__ABOUT THIS EXERCISE__
In the data below, how many lines include the string "privée"? Give only the number.

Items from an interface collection

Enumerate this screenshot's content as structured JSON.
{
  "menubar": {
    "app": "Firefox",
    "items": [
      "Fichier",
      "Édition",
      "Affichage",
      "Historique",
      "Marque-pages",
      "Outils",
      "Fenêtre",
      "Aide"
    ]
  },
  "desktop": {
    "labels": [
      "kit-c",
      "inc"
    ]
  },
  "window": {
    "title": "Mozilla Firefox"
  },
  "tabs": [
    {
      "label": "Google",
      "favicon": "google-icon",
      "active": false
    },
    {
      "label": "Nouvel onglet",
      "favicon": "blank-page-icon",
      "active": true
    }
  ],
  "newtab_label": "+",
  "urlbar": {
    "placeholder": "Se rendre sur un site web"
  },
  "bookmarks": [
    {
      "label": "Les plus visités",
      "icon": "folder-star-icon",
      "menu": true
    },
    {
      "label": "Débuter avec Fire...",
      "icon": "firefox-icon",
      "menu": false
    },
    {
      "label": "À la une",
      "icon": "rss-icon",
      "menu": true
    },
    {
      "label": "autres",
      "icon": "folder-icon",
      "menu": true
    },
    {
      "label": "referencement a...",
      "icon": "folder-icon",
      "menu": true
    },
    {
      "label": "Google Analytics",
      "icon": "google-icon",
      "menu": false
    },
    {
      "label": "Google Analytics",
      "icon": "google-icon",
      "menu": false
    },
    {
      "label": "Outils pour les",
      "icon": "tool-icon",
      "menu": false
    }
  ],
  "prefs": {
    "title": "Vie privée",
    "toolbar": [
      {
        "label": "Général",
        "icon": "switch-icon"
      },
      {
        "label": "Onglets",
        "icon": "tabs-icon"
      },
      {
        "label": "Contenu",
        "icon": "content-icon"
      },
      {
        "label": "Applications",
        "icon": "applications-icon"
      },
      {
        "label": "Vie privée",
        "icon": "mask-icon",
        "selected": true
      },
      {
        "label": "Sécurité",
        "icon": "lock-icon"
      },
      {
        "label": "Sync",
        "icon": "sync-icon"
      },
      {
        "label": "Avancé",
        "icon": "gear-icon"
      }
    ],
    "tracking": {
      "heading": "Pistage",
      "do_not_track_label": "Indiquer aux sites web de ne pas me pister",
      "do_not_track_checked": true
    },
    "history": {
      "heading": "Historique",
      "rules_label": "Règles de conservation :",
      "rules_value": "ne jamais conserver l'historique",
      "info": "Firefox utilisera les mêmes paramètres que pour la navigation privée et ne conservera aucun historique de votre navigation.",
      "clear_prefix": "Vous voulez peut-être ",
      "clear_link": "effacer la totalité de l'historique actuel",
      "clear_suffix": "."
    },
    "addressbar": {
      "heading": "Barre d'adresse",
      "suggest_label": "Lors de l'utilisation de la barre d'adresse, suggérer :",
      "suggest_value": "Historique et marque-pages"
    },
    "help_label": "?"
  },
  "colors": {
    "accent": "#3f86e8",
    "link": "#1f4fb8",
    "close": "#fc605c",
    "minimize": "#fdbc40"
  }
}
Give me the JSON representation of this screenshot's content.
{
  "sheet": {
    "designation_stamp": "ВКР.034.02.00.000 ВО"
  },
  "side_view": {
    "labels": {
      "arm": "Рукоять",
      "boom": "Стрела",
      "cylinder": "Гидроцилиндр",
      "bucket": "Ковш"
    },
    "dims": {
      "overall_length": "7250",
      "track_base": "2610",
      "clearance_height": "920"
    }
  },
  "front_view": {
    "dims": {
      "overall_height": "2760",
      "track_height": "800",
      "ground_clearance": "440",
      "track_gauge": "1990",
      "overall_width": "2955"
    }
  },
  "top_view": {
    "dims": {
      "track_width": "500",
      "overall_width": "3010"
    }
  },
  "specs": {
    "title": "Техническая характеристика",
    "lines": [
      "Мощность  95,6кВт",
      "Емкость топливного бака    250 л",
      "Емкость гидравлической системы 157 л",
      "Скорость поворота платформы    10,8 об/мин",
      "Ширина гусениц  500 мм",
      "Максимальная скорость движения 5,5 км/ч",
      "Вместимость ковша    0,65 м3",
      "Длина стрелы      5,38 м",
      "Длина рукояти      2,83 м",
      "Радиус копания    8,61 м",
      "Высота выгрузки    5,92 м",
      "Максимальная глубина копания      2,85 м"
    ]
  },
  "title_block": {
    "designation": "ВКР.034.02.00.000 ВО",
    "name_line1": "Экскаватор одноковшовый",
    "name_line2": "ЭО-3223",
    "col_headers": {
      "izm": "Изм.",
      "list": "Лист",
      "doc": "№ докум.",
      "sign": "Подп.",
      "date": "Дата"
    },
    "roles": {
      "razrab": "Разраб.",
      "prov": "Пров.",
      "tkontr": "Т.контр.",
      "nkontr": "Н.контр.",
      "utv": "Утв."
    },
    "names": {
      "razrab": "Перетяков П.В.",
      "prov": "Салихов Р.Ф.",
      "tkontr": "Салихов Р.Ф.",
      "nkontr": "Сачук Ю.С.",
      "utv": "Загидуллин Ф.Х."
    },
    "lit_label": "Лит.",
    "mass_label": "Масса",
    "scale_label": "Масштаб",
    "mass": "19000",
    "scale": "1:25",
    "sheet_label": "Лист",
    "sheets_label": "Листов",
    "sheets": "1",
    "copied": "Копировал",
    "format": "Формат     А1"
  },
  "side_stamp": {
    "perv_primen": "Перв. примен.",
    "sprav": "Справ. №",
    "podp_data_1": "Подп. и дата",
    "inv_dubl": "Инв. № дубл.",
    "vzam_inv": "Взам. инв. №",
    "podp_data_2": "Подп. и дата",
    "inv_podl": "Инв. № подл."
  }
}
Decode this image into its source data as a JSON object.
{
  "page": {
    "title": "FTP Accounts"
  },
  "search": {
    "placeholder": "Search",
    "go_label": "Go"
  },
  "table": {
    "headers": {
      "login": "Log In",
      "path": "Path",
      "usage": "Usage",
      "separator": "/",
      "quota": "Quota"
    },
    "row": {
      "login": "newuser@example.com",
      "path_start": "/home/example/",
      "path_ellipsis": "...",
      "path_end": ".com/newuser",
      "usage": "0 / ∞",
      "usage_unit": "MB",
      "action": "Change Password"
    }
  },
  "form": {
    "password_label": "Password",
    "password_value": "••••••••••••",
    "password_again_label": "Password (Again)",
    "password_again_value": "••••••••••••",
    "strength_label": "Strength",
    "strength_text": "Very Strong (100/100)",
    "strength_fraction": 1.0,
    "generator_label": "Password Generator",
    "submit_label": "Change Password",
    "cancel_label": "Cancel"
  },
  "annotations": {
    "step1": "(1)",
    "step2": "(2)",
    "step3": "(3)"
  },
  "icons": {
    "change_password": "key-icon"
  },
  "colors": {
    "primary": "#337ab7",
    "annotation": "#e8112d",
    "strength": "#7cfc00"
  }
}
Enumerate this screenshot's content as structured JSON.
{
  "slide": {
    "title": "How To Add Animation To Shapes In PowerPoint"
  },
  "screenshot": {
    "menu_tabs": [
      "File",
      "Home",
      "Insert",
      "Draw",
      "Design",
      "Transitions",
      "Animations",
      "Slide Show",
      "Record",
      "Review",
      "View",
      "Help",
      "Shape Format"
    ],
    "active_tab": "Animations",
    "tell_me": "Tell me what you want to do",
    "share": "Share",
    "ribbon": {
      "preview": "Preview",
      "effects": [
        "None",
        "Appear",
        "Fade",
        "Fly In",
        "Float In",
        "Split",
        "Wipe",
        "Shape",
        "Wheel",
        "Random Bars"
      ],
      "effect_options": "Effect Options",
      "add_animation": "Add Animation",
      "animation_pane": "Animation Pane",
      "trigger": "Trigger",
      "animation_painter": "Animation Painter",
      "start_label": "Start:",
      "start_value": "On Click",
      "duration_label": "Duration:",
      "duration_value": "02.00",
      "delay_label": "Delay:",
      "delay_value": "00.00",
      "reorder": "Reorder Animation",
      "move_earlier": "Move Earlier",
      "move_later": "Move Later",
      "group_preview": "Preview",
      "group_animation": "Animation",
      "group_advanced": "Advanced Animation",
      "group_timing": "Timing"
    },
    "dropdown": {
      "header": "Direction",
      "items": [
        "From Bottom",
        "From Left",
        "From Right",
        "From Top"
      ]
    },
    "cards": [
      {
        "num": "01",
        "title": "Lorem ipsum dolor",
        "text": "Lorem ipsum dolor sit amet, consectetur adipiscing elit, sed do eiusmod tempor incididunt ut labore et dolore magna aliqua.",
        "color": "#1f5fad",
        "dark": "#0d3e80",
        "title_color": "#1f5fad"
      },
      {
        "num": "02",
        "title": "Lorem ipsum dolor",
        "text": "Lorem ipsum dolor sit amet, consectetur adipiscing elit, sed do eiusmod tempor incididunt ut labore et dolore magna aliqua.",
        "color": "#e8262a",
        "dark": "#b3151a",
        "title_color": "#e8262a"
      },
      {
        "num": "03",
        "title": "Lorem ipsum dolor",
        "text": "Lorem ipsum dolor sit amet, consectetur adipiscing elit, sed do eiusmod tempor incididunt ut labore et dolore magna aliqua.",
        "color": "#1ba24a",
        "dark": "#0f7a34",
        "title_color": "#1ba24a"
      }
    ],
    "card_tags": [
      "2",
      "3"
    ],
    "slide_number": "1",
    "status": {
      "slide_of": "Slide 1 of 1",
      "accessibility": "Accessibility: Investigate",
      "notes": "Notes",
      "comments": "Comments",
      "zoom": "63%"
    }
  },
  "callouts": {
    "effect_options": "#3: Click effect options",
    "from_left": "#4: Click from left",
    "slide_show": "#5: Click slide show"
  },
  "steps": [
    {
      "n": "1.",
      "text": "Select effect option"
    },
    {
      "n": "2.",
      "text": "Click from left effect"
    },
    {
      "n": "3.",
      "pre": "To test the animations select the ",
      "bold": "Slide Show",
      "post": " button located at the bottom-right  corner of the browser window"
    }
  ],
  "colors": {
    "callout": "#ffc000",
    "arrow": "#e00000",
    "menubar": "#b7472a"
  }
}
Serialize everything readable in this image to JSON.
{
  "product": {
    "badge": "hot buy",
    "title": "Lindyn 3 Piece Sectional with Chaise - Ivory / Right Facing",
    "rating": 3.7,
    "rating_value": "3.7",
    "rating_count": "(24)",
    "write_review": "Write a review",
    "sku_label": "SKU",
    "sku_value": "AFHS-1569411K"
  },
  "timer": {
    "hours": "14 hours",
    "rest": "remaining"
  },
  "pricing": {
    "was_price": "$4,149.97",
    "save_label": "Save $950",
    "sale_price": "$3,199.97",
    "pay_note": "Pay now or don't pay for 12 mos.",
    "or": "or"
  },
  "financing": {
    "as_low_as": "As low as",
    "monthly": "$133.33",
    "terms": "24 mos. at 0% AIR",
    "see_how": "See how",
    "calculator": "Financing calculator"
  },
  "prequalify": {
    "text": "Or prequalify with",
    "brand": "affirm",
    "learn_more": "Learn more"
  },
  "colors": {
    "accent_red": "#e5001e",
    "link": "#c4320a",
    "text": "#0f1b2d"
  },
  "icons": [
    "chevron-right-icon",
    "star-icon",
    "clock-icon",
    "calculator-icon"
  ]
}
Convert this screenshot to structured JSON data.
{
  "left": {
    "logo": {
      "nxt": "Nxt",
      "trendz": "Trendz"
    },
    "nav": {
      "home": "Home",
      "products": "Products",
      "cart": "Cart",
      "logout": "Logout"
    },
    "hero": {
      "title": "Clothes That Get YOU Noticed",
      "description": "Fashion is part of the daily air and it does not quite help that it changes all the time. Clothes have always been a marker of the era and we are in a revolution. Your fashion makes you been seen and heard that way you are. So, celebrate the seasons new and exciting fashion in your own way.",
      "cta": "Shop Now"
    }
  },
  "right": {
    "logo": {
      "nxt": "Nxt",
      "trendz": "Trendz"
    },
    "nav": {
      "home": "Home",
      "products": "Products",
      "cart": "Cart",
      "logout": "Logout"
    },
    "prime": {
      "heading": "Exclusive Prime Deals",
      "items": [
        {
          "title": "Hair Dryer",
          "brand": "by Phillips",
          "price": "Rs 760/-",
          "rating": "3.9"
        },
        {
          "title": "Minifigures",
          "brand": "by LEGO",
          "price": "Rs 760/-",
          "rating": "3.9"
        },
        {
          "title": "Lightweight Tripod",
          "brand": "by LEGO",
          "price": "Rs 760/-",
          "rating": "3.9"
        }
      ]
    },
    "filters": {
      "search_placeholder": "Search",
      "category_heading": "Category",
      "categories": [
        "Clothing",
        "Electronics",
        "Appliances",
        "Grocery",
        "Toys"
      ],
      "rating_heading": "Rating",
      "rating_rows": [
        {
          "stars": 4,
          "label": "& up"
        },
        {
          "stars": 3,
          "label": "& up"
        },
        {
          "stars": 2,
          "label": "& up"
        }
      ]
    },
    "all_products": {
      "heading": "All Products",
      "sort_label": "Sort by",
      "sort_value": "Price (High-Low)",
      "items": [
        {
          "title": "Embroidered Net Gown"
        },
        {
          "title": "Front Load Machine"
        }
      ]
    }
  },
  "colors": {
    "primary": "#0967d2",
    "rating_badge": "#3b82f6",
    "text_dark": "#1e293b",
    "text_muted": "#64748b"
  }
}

__RESPONSE__
3